I built a map to accept submissions, but I don’t think I’m going to develop it any further because I am considering a solution that does what I want that’s mostly already built (even if it’s using someone else’s commercial-oriented website).
I don’t know if one can consider southbound Clark to southbound LaSalle a right-turn channelization, but it definitely has a channeling effect. It should be improved for two other reasons: the crosswalk is too long (and people in it are affected in the way you describe) and there’s no curb cut, according to Street View, at the northern end of the crosswalk, just a driveway.
Another plus would be that drivers no longer have to figure out their lane choice well in advance of knowing which lanes go where. Boston drivers have a bad rap, but so many times trying to get around unfamiliar streets, I end up in a turn lane ad I want to go straight or vice versa, so I dive across the single-white line to avoid it. And god help you if it’s rainy or snowy, making it hard to see the lines.
If drivers can count on Right lane = straight or right, they could better concentrate on the immediate job of operating their vehicles in a safe and courteous manner.
I realized one very obscure use for right-turn channelizations recently: for allowing tractor-trailers to turn right at otherwise-too-sharp intersections. But that would probably only be necessary on designated truck routes.
As a city we should be seriously considering the use of smaller trucks to move our cargo.
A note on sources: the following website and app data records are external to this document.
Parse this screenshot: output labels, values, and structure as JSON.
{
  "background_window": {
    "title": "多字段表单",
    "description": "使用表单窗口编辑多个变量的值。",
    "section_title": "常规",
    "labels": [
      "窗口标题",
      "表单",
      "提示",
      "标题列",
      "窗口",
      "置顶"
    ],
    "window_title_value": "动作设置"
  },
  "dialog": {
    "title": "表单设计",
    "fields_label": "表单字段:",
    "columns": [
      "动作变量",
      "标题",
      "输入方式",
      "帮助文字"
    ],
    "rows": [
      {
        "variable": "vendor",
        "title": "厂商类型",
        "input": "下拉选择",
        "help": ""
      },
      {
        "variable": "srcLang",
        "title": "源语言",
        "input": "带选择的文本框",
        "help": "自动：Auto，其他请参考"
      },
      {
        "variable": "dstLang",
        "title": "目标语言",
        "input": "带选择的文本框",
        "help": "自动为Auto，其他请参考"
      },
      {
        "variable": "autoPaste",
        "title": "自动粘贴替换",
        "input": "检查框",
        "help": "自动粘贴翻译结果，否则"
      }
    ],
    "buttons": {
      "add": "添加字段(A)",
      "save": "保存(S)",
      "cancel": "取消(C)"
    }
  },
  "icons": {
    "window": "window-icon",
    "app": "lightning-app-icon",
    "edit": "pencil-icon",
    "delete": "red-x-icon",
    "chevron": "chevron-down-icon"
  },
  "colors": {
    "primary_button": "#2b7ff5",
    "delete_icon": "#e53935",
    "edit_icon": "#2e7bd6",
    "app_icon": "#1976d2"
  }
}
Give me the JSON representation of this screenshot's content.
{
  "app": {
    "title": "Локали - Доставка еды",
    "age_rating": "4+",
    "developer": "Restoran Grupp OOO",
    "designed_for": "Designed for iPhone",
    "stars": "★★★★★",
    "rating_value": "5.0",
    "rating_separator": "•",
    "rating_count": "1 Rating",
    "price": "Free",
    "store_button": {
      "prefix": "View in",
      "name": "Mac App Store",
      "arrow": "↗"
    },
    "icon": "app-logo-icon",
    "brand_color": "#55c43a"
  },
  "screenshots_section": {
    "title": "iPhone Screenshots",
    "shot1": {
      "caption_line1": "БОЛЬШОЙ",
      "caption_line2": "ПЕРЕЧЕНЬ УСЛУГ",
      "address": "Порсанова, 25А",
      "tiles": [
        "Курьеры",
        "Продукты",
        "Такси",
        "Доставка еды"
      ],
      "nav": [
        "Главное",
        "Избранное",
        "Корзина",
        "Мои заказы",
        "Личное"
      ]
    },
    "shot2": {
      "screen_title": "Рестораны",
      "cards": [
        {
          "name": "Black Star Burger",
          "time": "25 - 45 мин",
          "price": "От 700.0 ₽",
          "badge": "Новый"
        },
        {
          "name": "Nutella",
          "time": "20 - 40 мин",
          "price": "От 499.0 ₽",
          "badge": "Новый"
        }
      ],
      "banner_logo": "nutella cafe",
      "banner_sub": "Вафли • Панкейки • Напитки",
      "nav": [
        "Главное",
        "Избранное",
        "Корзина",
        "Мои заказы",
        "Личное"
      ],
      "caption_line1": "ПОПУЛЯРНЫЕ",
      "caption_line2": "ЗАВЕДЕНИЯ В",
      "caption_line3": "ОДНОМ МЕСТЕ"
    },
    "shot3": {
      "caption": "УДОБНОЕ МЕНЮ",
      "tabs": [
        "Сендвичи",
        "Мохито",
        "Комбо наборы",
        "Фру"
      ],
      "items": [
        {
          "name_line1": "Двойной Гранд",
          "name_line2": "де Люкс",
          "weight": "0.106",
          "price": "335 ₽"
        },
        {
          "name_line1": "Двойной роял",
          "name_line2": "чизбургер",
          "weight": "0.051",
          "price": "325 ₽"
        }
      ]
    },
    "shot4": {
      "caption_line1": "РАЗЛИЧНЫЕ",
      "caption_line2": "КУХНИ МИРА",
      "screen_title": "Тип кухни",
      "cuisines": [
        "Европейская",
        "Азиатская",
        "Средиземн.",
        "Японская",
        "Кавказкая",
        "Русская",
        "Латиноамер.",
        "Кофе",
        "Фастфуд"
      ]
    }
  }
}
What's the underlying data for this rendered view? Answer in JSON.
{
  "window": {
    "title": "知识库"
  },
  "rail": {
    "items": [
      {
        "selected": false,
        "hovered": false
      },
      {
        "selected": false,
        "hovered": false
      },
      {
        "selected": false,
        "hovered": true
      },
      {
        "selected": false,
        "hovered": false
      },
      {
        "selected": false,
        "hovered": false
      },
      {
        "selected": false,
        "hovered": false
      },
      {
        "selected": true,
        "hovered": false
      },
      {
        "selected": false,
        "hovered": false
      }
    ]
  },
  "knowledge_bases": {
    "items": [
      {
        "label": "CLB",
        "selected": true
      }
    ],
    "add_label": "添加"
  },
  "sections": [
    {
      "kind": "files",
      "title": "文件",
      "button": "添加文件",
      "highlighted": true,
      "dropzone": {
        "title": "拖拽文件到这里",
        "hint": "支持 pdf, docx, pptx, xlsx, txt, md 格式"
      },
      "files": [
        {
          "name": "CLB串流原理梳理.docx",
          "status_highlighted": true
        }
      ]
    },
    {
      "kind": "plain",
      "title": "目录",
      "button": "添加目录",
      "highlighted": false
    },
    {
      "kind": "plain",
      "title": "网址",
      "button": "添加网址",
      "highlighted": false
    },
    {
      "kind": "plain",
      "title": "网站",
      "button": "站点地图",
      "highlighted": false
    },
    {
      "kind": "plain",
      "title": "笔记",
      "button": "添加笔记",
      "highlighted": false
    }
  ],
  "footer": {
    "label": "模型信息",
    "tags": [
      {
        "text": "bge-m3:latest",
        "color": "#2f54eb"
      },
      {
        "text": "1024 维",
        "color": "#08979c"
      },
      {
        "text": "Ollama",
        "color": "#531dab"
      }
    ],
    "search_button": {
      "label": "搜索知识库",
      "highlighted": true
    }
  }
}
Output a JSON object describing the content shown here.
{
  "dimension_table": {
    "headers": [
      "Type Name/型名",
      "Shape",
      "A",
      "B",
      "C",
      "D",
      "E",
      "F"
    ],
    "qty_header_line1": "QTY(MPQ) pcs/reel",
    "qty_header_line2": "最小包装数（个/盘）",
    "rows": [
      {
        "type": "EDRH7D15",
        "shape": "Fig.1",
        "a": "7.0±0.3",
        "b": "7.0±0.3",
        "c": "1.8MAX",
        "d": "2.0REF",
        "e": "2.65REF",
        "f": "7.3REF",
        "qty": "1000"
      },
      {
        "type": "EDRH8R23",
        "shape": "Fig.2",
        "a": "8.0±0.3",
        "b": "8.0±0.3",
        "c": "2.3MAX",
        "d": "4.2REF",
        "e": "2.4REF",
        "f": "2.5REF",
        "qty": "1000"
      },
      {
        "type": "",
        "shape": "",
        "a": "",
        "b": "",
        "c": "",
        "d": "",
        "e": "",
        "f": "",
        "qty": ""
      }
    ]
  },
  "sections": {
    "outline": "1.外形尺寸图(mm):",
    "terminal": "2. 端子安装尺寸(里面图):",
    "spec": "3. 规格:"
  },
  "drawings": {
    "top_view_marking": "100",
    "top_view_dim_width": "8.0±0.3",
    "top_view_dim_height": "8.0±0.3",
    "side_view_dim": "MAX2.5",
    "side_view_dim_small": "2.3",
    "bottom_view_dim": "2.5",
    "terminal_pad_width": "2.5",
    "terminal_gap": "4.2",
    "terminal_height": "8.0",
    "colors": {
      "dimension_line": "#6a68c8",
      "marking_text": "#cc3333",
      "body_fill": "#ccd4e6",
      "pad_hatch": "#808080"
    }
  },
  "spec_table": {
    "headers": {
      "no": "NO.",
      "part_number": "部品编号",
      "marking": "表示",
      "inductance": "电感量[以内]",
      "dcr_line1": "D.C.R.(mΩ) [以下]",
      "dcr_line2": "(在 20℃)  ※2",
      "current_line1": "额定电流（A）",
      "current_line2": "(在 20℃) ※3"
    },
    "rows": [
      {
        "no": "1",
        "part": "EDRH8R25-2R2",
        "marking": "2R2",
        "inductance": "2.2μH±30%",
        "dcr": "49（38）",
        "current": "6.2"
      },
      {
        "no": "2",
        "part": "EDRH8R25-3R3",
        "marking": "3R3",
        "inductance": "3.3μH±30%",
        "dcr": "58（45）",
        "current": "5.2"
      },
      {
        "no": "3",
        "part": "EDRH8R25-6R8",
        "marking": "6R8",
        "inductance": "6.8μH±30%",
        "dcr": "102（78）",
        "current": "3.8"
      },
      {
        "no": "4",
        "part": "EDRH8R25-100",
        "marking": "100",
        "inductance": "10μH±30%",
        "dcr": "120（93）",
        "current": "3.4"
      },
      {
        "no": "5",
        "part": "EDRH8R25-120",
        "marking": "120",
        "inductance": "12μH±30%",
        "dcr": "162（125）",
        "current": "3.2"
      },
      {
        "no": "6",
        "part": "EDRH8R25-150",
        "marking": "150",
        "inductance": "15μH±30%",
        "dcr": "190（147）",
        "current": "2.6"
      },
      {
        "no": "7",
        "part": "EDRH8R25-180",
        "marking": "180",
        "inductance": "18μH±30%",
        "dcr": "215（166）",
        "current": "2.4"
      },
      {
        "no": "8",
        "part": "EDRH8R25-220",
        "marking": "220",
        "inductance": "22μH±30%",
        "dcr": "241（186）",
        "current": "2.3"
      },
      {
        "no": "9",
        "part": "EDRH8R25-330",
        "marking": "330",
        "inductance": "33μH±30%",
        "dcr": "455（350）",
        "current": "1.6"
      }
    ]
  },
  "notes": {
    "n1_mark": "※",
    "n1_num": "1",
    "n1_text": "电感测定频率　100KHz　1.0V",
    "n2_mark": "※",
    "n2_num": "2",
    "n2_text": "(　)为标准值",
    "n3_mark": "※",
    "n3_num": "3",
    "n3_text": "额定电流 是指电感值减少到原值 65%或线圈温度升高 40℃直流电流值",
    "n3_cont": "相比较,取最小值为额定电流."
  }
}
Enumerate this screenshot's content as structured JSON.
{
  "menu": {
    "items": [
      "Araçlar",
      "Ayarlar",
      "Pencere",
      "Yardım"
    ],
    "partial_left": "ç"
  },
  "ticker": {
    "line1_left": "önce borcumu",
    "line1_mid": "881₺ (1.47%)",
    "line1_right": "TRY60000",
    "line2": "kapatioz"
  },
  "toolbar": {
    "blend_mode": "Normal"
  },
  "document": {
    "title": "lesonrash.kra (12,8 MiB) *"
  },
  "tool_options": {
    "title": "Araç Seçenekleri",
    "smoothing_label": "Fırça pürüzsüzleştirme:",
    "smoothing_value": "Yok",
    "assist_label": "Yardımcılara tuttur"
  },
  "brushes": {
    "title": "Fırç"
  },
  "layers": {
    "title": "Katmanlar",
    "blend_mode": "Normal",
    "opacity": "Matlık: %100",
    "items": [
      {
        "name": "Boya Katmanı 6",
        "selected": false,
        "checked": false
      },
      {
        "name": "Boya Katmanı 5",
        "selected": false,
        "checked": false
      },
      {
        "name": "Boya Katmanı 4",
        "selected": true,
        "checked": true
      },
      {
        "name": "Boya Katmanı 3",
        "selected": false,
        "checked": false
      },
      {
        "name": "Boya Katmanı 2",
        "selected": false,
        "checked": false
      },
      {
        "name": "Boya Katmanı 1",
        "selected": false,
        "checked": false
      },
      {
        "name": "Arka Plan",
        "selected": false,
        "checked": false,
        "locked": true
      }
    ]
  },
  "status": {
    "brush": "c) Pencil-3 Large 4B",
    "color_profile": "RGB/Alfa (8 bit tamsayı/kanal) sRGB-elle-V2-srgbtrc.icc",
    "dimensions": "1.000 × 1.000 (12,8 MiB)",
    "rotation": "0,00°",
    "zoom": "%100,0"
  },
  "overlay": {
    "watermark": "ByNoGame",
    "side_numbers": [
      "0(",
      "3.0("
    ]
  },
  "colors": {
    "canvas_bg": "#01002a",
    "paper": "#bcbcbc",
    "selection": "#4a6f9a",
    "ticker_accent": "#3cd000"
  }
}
There’s a lot of precedent for this in European city centers where goods must be offloaded to smaller vehicles, including to electric vehicles and cargo bikes.
Yes, complete streets need to consider freight access too.